@radrat @jonathan142, I don’t think the link Jonathan provides can be interpreted in the way you are doing, by stating that a photo published under a CC license once must forever retain that license. The owner/publisher of a photo is perfectly in their rights to re-license the photo. This happens frequently, and not just in photography. Software projects, for example, frequently update their license from open to close-sourced.

What it says is that “once you receive material under a CC license”, i.e. when you access or download a photo with a CC license, that photo is forever useable by you under the license that it came with, provided you follow the terms of the license. If someone comes in after you and sees or downloads the non-CC license photo, they do not have the rights to use it as a CC-licensed product (unless, of course, they take the trouble to hunt around for another published version that is CC licensed, for example a cached copy in the Internet Archive or similar). The difference is subtle but imprtant. I myself have some of the same images published as both “All rights reserved” and CC in different platforms, and people are free to hunt around for the CC ones if they wish to use them, but the non-CC versions provide the option to download higher-resolution versions that the CC versions do not.
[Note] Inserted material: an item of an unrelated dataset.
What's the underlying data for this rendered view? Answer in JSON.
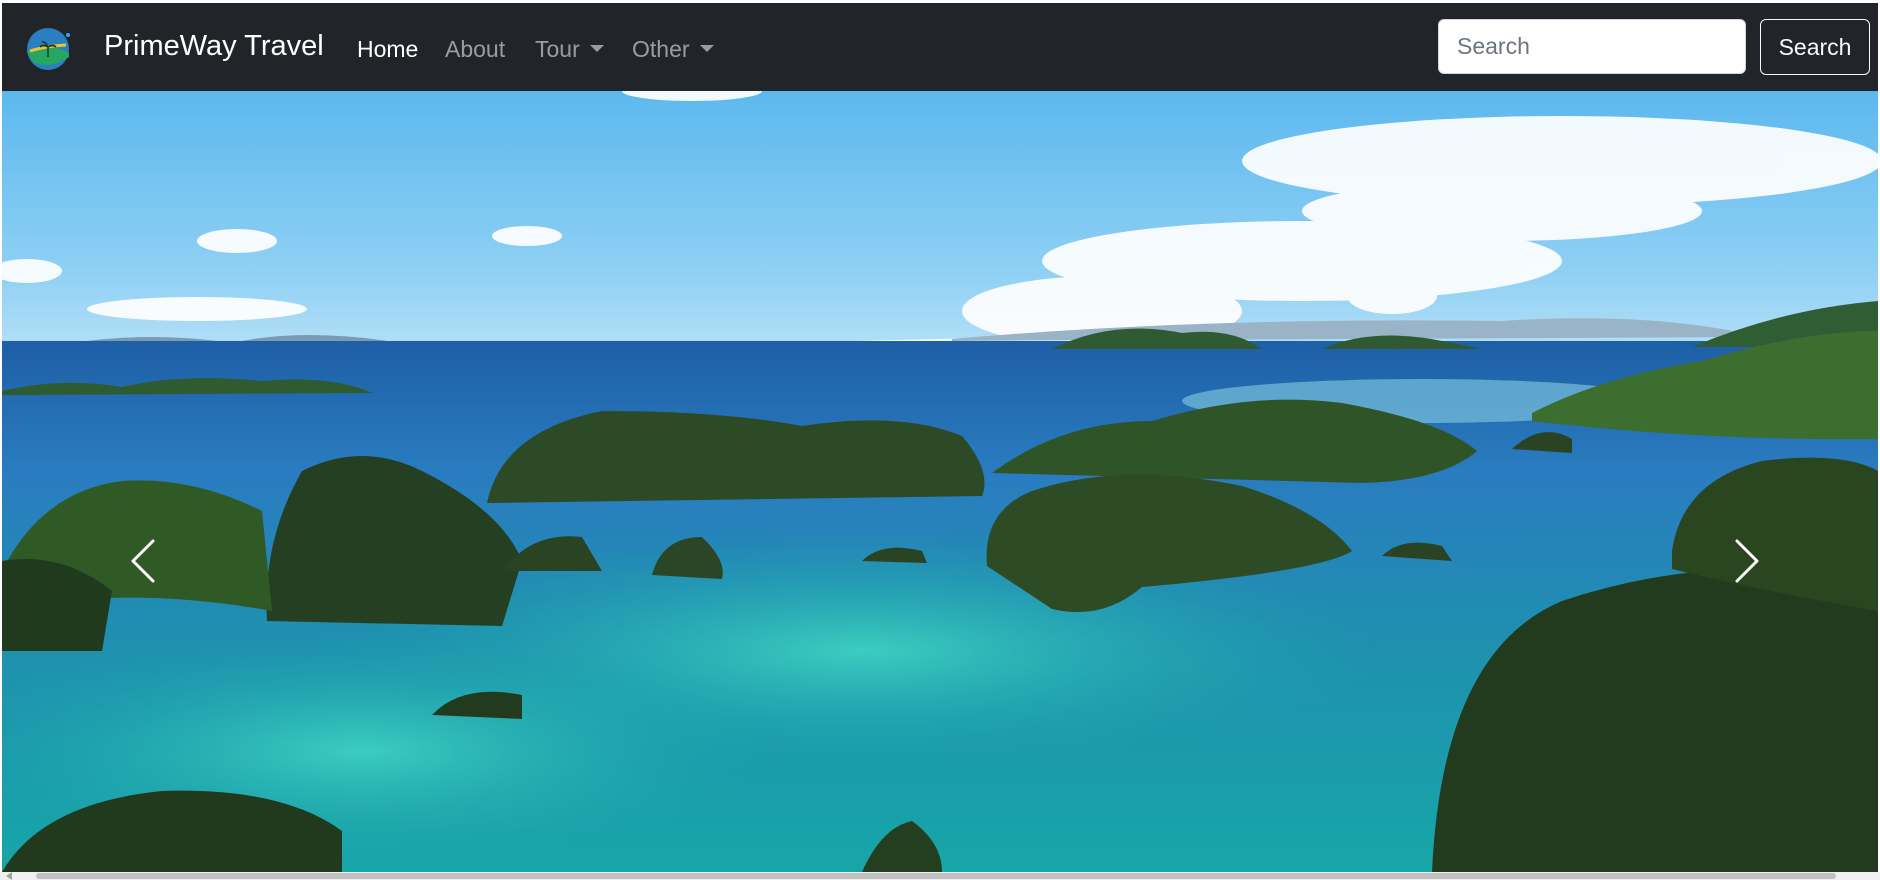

The bot that crawls the web checking image licenses is checking current licenses, not those that the image was necessarily obtained with in the past.


@mftasp You give fairly different points to what’s noted here, though they make all the difference in terms of the legal codes.

Regarding software, different versions may carry different licenses and typically do not use Creative Commons. CC BY licenses typically aren’t intended for use with software, and open source vs closed source is going to be an entirely different legal code to wade through. Open source does not contain any statement about irrevocability and expressly notes that the license may be changed for a particular work.

If you have a hi-res version of a photo that’s separately licensed, that’s yet another issue. It would be handled as a separate work, so there’s no issue of compatibility there (one essentially is a preview of a larger work). But there would have to be some distinct difference. You would likely have trouble arguing that a 1px x 1px difference would constitute different works, for instance. Consider this as a parallel to the difference between a movie trailer and the movie itself. Only re-sharing one of those on the Internet will result in legal troubles.

The legal terms of the CC BY suite of licenses note that the work, itself, is licensed “to the public”. If the work has been released under a CC BY license, it’s under the CC BY license for the duration of its copyright, even if you, yourself, stop distributing the work. This is covered under the For Licensers and After Licensing of the Creative Commons FAQ. You could enter into a separate arrangement with a particular individual, which would then be binding, but you cannot revoke the CC BY license to “the public” as covered under the Alterations and Additions to the License section. Of specific note in this section, if you end up dual-licensing the exact same work at any point, those who use the work are expressly permitted to choose which license applies and can still opt for CC BY. I really suggest that those interested in the CC BY licenses read through the entire FAQ and legal codes (for example, that of CC BY SA 4.0).


There is a quite detailed explanation on the high/low res issue on CC’s FAQ too: [](http://Can I apply a CC license to low-resolution copies of a licensed work and reserve more rights in high-resolution copies?)

In itself, dual licensing is not the problem. However, it is somehow problematic that a) by default, all the works are licensed CC BY NC (default should be “All rights reserved”, per applicable law) and b) a warning for users that once they choose a license it’s irrevocable, and that the general public will still be allowed to use their work under that license even if they decide to change the license afterwards.

I feel that there’s a lot of education that needs to happen in iNaturalist for users to understand what they are doing when licensing. I’d say that asking folks the basic questions that are being asked in the CC beta license chooser might be a good idea.